> _Instructions for the task_: Nothing but the pictures should be left out when the entries below are duplicated.

> _Task data_:
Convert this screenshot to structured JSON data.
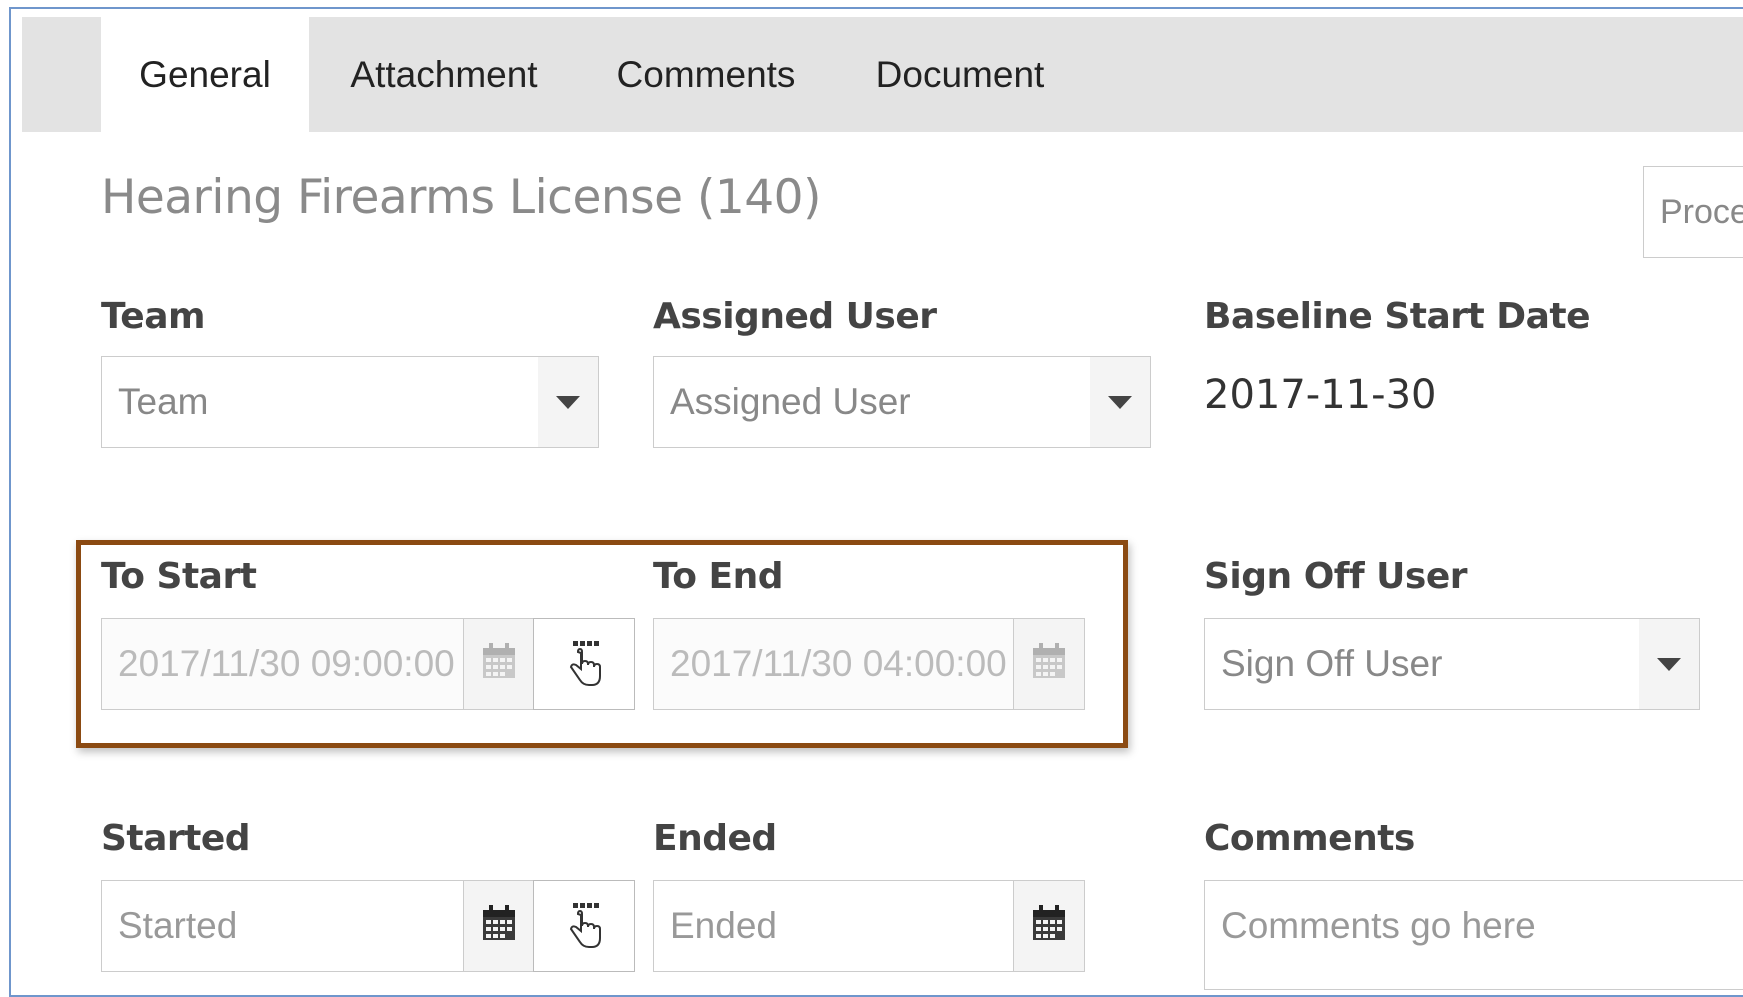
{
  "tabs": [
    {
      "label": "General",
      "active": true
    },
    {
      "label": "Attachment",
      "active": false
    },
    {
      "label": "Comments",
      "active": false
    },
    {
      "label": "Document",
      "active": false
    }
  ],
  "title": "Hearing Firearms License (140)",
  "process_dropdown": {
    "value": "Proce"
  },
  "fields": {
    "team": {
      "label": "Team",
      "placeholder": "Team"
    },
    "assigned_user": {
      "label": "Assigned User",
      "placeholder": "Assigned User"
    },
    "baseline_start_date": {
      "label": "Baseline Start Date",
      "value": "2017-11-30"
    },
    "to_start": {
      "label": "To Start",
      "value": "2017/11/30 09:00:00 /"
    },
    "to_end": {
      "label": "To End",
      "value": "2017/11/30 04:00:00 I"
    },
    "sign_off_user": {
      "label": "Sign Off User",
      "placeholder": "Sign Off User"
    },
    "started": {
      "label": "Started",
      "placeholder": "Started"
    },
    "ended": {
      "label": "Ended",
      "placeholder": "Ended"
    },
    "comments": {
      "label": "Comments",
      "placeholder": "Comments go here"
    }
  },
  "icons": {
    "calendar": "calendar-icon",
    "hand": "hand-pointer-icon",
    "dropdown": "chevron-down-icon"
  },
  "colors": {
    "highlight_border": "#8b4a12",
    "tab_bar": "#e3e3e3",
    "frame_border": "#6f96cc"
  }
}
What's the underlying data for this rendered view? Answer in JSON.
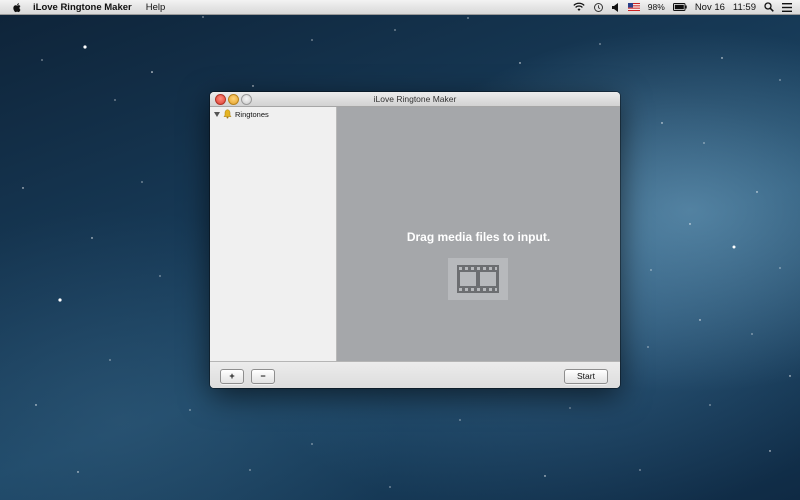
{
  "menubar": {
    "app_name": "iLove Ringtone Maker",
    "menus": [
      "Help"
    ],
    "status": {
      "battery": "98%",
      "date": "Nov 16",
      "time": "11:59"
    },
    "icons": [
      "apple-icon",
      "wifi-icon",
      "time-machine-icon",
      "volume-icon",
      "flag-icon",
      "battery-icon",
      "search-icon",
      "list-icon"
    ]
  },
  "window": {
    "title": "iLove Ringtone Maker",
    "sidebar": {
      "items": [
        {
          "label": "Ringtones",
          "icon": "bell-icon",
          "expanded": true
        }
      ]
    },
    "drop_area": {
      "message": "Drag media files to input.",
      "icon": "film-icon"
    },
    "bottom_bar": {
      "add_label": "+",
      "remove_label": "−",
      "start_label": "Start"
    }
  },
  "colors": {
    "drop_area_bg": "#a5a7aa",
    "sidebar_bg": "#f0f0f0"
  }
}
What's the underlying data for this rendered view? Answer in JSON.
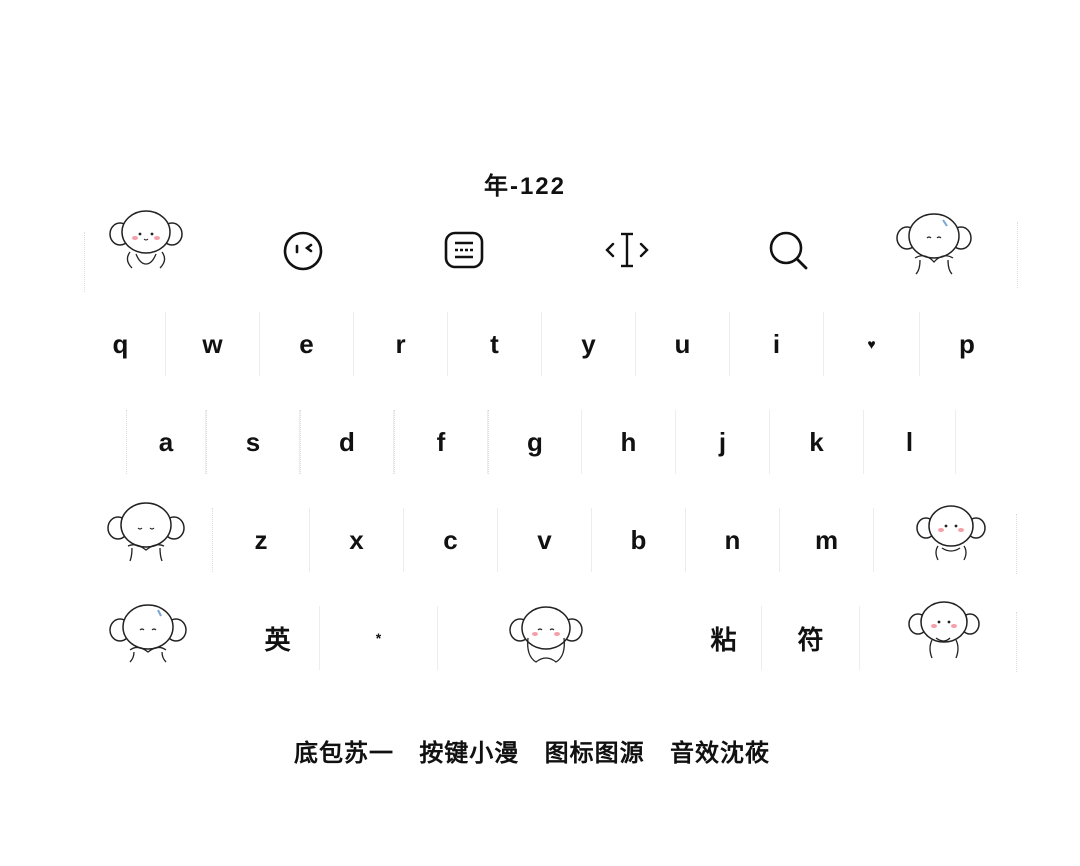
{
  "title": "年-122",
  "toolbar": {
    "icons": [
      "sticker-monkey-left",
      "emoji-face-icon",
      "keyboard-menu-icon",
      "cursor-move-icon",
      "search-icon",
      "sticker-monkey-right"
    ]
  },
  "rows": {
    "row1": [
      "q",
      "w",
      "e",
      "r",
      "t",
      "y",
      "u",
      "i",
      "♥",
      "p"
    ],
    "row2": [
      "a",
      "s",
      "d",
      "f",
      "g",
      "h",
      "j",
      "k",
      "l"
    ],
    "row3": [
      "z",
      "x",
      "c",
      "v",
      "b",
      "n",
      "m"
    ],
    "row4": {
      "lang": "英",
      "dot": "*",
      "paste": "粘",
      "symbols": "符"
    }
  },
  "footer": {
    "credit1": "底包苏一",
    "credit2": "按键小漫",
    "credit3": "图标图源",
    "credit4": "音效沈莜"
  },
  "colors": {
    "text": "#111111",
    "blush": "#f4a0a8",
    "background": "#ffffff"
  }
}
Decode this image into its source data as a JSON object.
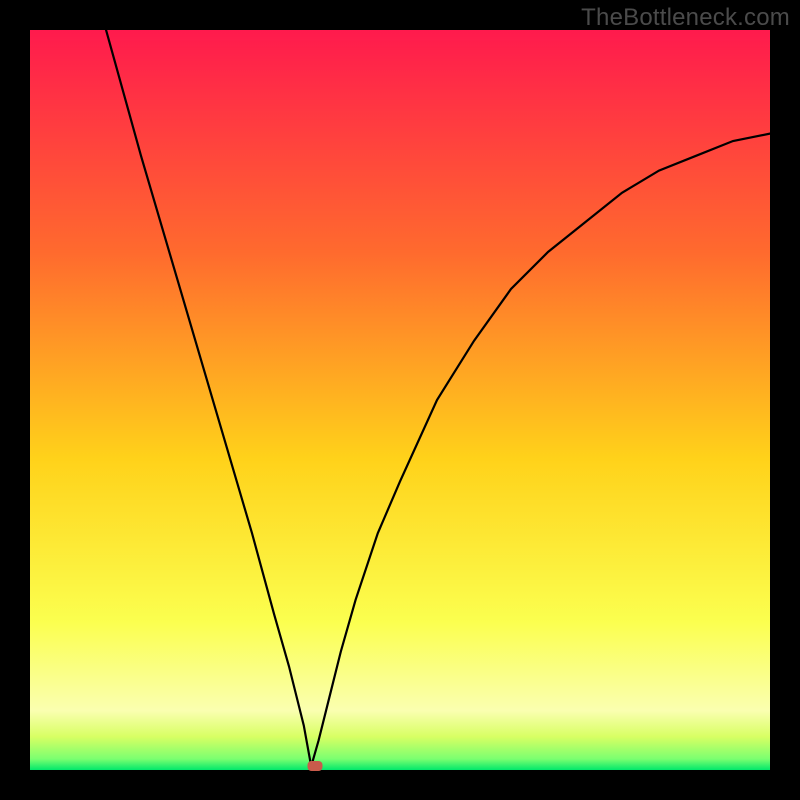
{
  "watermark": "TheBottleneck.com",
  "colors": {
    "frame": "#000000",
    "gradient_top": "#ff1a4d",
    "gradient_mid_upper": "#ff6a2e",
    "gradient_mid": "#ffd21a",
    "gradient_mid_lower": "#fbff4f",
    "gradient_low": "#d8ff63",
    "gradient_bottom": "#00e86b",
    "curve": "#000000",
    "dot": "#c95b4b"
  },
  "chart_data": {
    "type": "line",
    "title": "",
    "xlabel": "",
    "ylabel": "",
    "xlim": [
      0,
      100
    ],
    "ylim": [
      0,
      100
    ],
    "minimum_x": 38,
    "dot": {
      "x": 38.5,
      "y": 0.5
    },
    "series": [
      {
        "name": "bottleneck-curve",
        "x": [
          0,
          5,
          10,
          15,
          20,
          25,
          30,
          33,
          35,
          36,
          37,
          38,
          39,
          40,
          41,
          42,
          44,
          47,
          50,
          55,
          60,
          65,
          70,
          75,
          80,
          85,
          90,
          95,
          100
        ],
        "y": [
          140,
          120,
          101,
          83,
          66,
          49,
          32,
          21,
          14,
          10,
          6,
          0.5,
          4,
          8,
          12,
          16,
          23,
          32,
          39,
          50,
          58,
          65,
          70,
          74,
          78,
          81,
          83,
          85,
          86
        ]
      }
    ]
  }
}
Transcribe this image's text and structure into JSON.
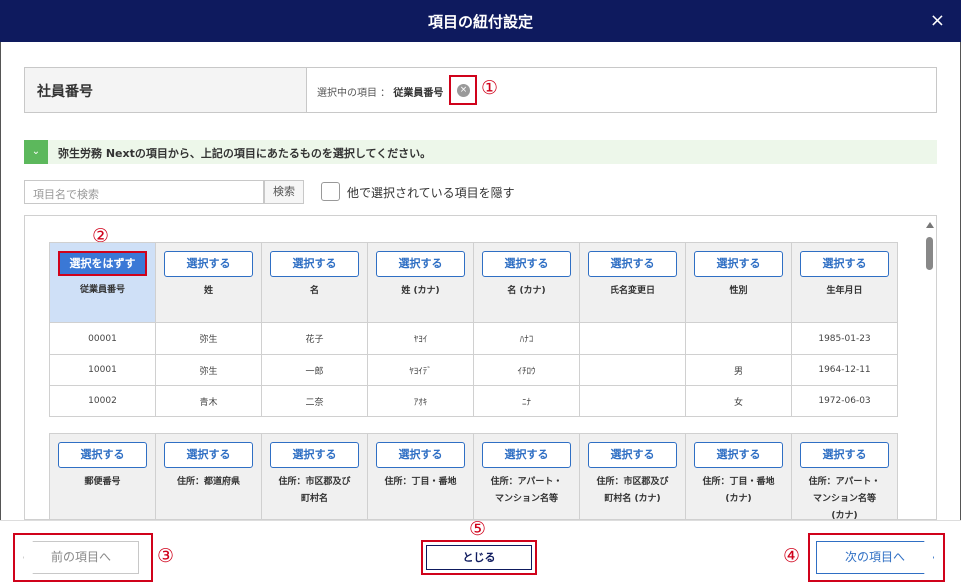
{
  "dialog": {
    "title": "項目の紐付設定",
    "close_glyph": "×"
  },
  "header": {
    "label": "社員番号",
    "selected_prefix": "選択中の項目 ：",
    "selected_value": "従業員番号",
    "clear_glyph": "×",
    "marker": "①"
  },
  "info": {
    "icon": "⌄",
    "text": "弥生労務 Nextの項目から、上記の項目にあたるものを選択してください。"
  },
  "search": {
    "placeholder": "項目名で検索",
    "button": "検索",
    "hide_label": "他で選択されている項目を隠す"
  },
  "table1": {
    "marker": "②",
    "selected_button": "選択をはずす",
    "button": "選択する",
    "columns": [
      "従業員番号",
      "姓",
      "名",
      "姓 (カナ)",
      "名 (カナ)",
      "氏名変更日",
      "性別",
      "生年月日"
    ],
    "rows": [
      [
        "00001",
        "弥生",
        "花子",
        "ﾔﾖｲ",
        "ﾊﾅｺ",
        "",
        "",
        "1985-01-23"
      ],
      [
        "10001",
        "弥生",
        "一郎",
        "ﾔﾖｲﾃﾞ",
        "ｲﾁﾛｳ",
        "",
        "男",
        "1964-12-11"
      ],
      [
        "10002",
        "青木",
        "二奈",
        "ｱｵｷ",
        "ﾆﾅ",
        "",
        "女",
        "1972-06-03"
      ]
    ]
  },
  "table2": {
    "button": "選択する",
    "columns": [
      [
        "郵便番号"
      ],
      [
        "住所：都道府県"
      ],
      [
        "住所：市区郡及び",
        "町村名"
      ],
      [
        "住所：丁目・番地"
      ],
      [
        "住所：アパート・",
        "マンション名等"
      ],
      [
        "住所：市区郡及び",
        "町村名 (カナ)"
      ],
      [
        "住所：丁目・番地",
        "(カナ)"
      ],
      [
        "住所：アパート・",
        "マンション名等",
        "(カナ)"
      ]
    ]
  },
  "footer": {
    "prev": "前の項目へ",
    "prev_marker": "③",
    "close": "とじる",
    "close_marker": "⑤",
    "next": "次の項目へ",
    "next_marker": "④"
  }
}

> _Exercise response_:
Convert this screenshot to structured JSON data.
{
  "tabs": [
    {
      "label": "General",
      "active": true
    },
    {
      "label": "Attachment",
      "active": false
    },
    {
      "label": "Comments",
      "active": false
    },
    {
      "label": "Document",
      "active": false
    }
  ],
  "title": "Hearing Firearms License (140)",
  "process_dropdown": {
    "value": "Proce"
  },
  "fields": {
    "team": {
      "label": "Team",
      "placeholder": "Team"
    },
    "assigned_user": {
      "label": "Assigned User",
      "placeholder": "Assigned User"
    },
    "baseline_start_date": {
      "label": "Baseline Start Date",
      "value": "2017-11-30"
    },
    "to_start": {
      "label": "To Start",
      "value": "2017/11/30 09:00:00 /"
    },
    "to_end": {
      "label": "To End",
      "value": "2017/11/30 04:00:00 I"
    },
    "sign_off_user": {
      "label": "Sign Off User",
      "placeholder": "Sign Off User"
    },
    "started": {
      "label": "Started",
      "placeholder": "Started"
    },
    "ended": {
      "label": "Ended",
      "placeholder": "Ended"
    },
    "comments": {
      "label": "Comments",
      "placeholder": "Comments go here"
    }
  },
  "icons": {
    "calendar": "calendar-icon",
    "hand": "hand-pointer-icon",
    "dropdown": "chevron-down-icon"
  },
  "colors": {
    "highlight_border": "#8b4a12",
    "tab_bar": "#e3e3e3",
    "frame_border": "#6f96cc"
  }
}
What's the underlying data for this rendered view? Answer in JSON.
{
  "menubar": {
    "app_name": "iLove Ringtone Maker",
    "menus": [
      "Help"
    ],
    "status": {
      "battery": "98%",
      "date": "Nov 16",
      "time": "11:59"
    },
    "icons": [
      "apple-icon",
      "wifi-icon",
      "time-machine-icon",
      "volume-icon",
      "flag-icon",
      "battery-icon",
      "search-icon",
      "list-icon"
    ]
  },
  "window": {
    "title": "iLove Ringtone Maker",
    "sidebar": {
      "items": [
        {
          "label": "Ringtones",
          "icon": "bell-icon",
          "expanded": true
        }
      ]
    },
    "drop_area": {
      "message": "Drag media files to input.",
      "icon": "film-icon"
    },
    "bottom_bar": {
      "add_label": "+",
      "remove_label": "−",
      "start_label": "Start"
    }
  },
  "colors": {
    "drop_area_bg": "#a5a7aa",
    "sidebar_bg": "#f0f0f0"
  }
}
What's the underlying data for this rendered view? Answer in JSON.
{
  "title": "年-122",
  "toolbar": {
    "icons": [
      "sticker-monkey-left",
      "emoji-face-icon",
      "keyboard-menu-icon",
      "cursor-move-icon",
      "search-icon",
      "sticker-monkey-right"
    ]
  },
  "rows": {
    "row1": [
      "q",
      "w",
      "e",
      "r",
      "t",
      "y",
      "u",
      "i",
      "♥",
      "p"
    ],
    "row2": [
      "a",
      "s",
      "d",
      "f",
      "g",
      "h",
      "j",
      "k",
      "l"
    ],
    "row3": [
      "z",
      "x",
      "c",
      "v",
      "b",
      "n",
      "m"
    ],
    "row4": {
      "lang": "英",
      "dot": "*",
      "paste": "粘",
      "symbols": "符"
    }
  },
  "footer": {
    "credit1": "底包苏一",
    "credit2": "按键小漫",
    "credit3": "图标图源",
    "credit4": "音效沈莜"
  },
  "colors": {
    "text": "#111111",
    "blush": "#f4a0a8",
    "background": "#ffffff"
  }
}
Decode this image into its source data as a JSON object.
{
  "watermark": "TheBottleneck.com",
  "colors": {
    "frame": "#000000",
    "gradient_top": "#ff1a4d",
    "gradient_mid_upper": "#ff6a2e",
    "gradient_mid": "#ffd21a",
    "gradient_mid_lower": "#fbff4f",
    "gradient_low": "#d8ff63",
    "gradient_bottom": "#00e86b",
    "curve": "#000000",
    "dot": "#c95b4b"
  },
  "chart_data": {
    "type": "line",
    "title": "",
    "xlabel": "",
    "ylabel": "",
    "xlim": [
      0,
      100
    ],
    "ylim": [
      0,
      100
    ],
    "minimum_x": 38,
    "dot": {
      "x": 38.5,
      "y": 0.5
    },
    "series": [
      {
        "name": "bottleneck-curve",
        "x": [
          0,
          5,
          10,
          15,
          20,
          25,
          30,
          33,
          35,
          36,
          37,
          38,
          39,
          40,
          41,
          42,
          44,
          47,
          50,
          55,
          60,
          65,
          70,
          75,
          80,
          85,
          90,
          95,
          100
        ],
        "y": [
          140,
          120,
          101,
          83,
          66,
          49,
          32,
          21,
          14,
          10,
          6,
          0.5,
          4,
          8,
          12,
          16,
          23,
          32,
          39,
          50,
          58,
          65,
          70,
          74,
          78,
          81,
          83,
          85,
          86
        ]
      }
    ]
  }
}
Transcribe this image's text and structure into JSON.
{
  "dialog": {
    "title": "項目の紐付設定",
    "close_glyph": "×"
  },
  "header": {
    "label": "社員番号",
    "selected_prefix": "選択中の項目 ：",
    "selected_value": "従業員番号",
    "clear_glyph": "×",
    "marker": "①"
  },
  "info": {
    "icon": "⌄",
    "text": "弥生労務 Nextの項目から、上記の項目にあたるものを選択してください。"
  },
  "search": {
    "placeholder": "項目名で検索",
    "button": "検索",
    "hide_label": "他で選択されている項目を隠す"
  },
  "table1": {
    "marker": "②",
    "selected_button": "選択をはずす",
    "button": "選択する",
    "columns": [
      "従業員番号",
      "姓",
      "名",
      "姓 (カナ)",
      "名 (カナ)",
      "氏名変更日",
      "性別",
      "生年月日"
    ],
    "rows": [
      [
        "00001",
        "弥生",
        "花子",
        "ﾔﾖｲ",
        "ﾊﾅｺ",
        "",
        "",
        "1985-01-23"
      ],
      [
        "10001",
        "弥生",
        "一郎",
        "ﾔﾖｲﾃﾞ",
        "ｲﾁﾛｳ",
        "",
        "男",
        "1964-12-11"
      ],
      [
        "10002",
        "青木",
        "二奈",
        "ｱｵｷ",
        "ﾆﾅ",
        "",
        "女",
        "1972-06-03"
      ]
    ]
  },
  "table2": {
    "button": "選択する",
    "columns": [
      [
        "郵便番号"
      ],
      [
        "住所：都道府県"
      ],
      [
        "住所：市区郡及び",
        "町村名"
      ],
      [
        "住所：丁目・番地"
      ],
      [
        "住所：アパート・",
        "マンション名等"
      ],
      [
        "住所：市区郡及び",
        "町村名 (カナ)"
      ],
      [
        "住所：丁目・番地",
        "(カナ)"
      ],
      [
        "住所：アパート・",
        "マンション名等",
        "(カナ)"
      ]
    ]
  },
  "footer": {
    "prev": "前の項目へ",
    "prev_marker": "③",
    "close": "とじる",
    "close_marker": "⑤",
    "next": "次の項目へ",
    "next_marker": "④"
  }
}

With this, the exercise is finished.